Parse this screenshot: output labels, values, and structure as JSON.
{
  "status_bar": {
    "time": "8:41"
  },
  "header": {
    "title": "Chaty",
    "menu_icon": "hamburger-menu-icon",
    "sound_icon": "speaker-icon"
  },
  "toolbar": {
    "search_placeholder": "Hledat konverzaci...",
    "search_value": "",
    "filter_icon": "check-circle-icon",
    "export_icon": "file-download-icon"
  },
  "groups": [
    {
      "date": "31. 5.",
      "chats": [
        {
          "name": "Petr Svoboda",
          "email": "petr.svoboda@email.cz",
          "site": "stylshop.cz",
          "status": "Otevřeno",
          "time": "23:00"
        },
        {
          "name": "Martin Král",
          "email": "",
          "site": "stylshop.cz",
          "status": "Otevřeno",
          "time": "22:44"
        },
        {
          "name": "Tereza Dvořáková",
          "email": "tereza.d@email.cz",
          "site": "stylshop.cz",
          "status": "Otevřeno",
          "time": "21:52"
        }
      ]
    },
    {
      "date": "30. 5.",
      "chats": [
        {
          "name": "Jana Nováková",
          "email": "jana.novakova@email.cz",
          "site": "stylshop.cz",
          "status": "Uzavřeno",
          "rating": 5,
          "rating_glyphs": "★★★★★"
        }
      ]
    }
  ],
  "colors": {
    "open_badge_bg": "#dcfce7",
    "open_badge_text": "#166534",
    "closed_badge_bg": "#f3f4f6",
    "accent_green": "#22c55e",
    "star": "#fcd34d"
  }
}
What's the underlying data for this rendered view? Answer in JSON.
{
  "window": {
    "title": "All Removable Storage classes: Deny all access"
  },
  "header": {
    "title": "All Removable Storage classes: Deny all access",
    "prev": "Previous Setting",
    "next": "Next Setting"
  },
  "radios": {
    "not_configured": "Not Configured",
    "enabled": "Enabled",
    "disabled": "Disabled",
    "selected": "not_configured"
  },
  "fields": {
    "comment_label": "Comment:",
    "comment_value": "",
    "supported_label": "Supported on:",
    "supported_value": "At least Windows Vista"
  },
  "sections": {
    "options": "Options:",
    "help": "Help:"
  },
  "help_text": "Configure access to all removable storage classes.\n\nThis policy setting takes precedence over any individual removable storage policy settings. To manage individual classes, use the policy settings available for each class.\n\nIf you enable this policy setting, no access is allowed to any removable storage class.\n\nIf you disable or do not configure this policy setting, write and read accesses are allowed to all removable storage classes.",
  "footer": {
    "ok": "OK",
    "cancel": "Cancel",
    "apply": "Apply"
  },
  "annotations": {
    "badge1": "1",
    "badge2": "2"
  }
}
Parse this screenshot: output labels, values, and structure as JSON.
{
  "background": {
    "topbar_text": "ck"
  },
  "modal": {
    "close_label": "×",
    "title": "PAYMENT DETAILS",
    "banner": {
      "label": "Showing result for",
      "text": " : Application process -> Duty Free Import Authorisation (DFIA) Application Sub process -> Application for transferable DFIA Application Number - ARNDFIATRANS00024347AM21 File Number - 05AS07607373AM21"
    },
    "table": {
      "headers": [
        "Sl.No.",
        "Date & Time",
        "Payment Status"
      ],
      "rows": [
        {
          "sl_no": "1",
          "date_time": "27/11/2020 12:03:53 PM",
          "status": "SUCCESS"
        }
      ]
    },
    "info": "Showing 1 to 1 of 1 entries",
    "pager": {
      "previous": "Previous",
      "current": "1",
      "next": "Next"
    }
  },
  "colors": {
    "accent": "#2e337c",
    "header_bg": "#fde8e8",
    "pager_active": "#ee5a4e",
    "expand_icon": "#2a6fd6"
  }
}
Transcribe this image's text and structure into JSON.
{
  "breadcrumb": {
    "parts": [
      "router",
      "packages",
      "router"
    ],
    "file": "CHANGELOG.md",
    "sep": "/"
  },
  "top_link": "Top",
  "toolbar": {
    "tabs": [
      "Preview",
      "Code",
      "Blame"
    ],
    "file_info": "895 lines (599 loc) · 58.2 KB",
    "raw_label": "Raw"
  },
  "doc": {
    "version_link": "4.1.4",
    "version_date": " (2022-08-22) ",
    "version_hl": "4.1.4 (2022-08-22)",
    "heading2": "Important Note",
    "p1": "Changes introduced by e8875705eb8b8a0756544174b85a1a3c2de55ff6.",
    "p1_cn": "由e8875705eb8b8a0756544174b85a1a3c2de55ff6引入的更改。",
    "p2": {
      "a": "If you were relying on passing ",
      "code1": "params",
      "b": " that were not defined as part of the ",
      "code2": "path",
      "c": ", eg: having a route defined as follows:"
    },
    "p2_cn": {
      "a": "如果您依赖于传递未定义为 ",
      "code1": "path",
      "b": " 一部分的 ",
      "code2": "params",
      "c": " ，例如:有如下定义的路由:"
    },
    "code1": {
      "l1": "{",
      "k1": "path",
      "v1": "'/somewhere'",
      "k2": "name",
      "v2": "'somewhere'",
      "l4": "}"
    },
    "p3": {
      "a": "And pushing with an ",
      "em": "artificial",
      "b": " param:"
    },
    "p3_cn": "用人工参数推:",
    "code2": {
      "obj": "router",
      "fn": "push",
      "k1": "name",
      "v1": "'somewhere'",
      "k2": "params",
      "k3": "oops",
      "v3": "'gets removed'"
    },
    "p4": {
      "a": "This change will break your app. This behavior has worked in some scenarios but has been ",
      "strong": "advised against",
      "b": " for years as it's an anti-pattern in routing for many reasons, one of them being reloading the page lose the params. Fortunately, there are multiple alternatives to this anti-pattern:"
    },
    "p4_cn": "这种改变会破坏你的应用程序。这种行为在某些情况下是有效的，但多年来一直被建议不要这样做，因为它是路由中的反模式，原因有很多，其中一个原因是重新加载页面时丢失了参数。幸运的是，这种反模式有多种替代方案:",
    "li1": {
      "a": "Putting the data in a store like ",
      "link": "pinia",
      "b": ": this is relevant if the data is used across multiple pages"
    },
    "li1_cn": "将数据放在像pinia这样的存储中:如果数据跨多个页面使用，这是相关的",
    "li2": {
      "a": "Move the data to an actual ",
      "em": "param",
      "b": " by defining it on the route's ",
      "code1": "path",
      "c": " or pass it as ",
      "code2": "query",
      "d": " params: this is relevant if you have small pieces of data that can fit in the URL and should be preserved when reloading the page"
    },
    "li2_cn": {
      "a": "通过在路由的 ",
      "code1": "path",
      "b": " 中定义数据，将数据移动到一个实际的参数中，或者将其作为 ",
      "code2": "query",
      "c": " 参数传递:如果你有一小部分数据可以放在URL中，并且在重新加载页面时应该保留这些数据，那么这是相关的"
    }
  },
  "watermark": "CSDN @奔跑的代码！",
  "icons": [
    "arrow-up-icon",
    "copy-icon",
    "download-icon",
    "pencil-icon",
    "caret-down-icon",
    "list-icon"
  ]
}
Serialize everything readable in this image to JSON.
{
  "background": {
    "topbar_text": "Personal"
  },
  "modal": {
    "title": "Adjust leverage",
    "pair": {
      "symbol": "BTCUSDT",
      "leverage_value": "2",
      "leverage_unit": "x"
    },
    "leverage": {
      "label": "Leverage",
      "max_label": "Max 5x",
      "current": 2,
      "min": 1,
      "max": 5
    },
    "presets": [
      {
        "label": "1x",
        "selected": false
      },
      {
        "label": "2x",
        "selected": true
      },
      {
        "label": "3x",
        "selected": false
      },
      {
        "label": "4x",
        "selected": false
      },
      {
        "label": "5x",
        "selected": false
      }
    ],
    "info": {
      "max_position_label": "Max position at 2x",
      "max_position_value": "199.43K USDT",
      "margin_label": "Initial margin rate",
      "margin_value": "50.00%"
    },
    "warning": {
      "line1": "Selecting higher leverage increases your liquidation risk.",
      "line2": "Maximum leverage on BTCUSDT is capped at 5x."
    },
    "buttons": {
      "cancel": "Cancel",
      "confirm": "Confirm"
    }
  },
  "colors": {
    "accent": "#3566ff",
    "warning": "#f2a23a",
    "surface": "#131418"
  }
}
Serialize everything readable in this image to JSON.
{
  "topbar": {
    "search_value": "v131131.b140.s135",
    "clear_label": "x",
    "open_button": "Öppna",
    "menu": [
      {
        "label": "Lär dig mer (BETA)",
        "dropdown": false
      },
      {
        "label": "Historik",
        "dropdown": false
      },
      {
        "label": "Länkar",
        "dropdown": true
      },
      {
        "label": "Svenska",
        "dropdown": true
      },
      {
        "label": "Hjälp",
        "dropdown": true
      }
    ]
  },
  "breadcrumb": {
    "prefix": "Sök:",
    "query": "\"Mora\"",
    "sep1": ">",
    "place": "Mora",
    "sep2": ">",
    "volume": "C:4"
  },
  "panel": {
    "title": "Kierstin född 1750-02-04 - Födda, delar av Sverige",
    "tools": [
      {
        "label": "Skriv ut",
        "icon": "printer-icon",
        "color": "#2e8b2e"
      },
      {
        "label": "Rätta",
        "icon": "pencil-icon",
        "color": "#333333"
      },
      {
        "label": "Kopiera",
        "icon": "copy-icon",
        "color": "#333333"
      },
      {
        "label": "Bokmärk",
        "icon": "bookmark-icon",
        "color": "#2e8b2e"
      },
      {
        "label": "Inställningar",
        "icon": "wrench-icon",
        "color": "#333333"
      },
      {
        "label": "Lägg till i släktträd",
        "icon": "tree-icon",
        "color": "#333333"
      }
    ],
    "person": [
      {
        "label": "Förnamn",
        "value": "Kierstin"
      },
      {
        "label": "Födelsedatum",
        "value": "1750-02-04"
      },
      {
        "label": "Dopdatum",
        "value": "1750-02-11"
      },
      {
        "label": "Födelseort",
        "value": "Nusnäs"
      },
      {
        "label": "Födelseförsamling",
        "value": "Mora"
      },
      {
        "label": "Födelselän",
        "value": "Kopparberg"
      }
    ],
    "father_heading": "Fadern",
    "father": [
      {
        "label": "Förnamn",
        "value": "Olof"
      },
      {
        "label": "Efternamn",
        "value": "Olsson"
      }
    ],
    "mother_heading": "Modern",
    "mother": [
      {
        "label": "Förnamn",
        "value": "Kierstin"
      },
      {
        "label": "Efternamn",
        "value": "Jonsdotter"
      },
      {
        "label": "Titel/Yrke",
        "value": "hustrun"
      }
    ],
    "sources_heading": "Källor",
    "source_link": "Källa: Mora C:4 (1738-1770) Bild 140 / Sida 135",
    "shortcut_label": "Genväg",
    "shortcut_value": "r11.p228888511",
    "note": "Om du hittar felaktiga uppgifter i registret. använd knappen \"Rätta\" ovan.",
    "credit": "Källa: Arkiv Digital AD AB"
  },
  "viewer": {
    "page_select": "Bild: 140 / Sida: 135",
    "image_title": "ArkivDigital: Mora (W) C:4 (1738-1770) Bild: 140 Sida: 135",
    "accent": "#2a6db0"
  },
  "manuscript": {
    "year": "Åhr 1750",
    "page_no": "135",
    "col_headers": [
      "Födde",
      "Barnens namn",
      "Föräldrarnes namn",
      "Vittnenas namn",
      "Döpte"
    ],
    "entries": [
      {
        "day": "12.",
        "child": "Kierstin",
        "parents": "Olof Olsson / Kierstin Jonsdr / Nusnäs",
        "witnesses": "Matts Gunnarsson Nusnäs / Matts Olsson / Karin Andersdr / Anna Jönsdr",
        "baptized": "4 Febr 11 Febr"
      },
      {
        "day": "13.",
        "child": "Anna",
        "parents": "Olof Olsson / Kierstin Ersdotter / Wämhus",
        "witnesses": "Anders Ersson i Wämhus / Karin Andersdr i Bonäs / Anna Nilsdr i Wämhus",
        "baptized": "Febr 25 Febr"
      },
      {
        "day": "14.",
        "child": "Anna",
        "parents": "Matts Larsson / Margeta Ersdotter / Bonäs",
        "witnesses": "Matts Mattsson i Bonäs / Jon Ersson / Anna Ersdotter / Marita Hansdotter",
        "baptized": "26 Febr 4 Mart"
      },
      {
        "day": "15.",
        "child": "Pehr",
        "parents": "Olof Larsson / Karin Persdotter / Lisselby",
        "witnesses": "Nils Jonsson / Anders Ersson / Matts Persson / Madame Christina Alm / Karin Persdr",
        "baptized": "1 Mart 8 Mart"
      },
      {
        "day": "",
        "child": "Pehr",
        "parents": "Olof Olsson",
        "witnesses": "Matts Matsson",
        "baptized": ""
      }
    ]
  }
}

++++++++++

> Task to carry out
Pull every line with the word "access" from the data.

> The completed task
    "title": "All Removable Storage classes: Deny all access"
    "title": "All Removable Storage classes: Deny all access",
  "help_text": "Configure access to all removable storage classes.\n\nThis policy setting takes precedence over any individual removable storage policy settings. To manage individual classes, use the policy settings available for each class.\n\nIf you enable this policy setting, no access is allowed to any removable storage class.\n\nIf you disable or do not configure this policy setting, write and read accesses are allowed to all removable storage classes.",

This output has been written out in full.